Hardee, on the right, did not advance until 3:15 or 3:30. His lead division, Bate's, somehow got lost in the thickets between Thomas' and Schofield's troops. After hours of groping in the wilderness, Bate's men emerged from the woods only to be enfiladed by Yankee artillery on the north side of Peach Tree Creek; the division was never heavily engaged. Maj. Gen. William H.T. Walker's division, next in line, made first contact with Brig. Gen. John Newton's division on Thomas' left. Walker's men advanced in two lines of battle as the Federals opened on them with musketry and cannon fire. The Southerners made repeated charges until about 6:00 p.m. without breaching the enemy works. Hardee's third division, under General Maney, came into action, taking up Walker's assault. For a while Confederate attackers overlapped Newton's right flank, but the Federals refused their line to repel the Rebels. All along the line Hardee's attack had failed.
Loring's division of Stewart's corps took up the attack. Brig. Gen. Winfield S. Featherston's brigade, on the right, tried repeatedly to make headway, without success. Thomas Scott's brigade, on Loring's left, struck the Twentieth Corps line, overrunning the 33rd New Jersey, which had been thrown out in advance of the main line of Brig. Gen. John W. Geary's division. Scott then came under heavy fire from Col. Benjamin Harrison's brigade (Ward's division) and Geary's artillery.
As Geary's division repelled Scott on its left, the charge of Maj. Gen. Edward C. Walthall's Confederate division created a crisis on the other flank. Advancing with three brigades, Walthall's right brigade, Edward O'Neal's Alabamans, charged up the ridge along which Collier Road runs and overran Geary's right. Three regiments of Ohio and Pennsylvania men broke and ran. But the Union line stabilized and O'Neal was pushed back. Walthall's left brigade, under Brig. Gen. Daniel Reynolds, also drove in skirmishers of Brig. Gen. Alpheus Williams' division and even took a portion of its main lines. Federal counterattacks and enfilading fire forced Walthall back, causing his attack to fall apart. As darkness approached, Stewart ordered his troops back into their trenches.

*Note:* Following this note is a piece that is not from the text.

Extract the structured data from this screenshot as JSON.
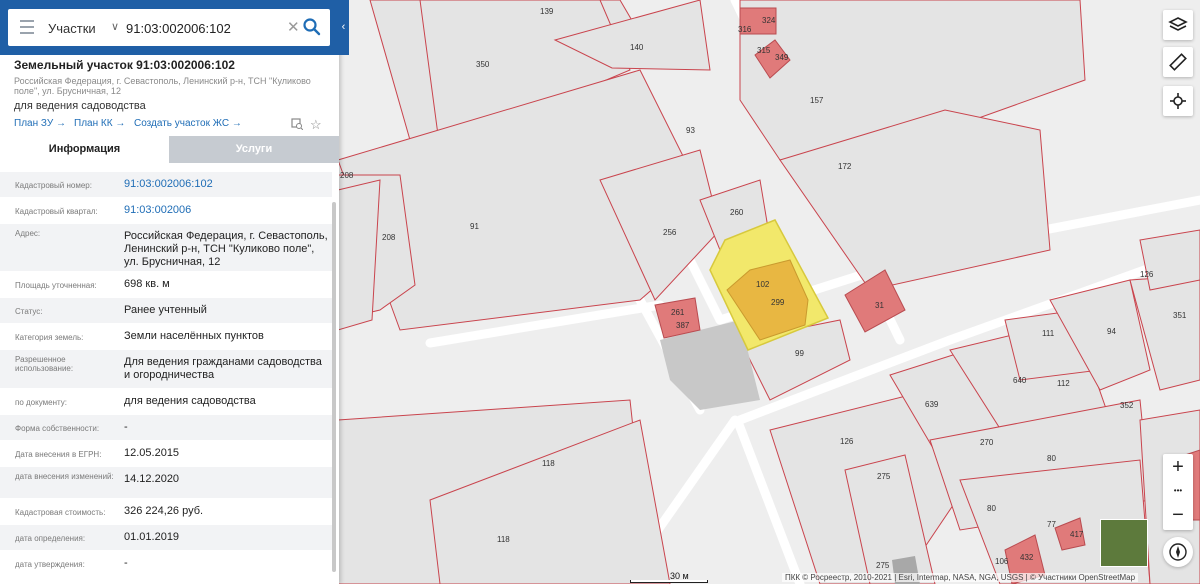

By 6 p.m. the Battle of Peach Tree Creek was over. Hood's attack had failed. His losses are placed at around 2,500 men. Thomas' casualties numbered about 1,750.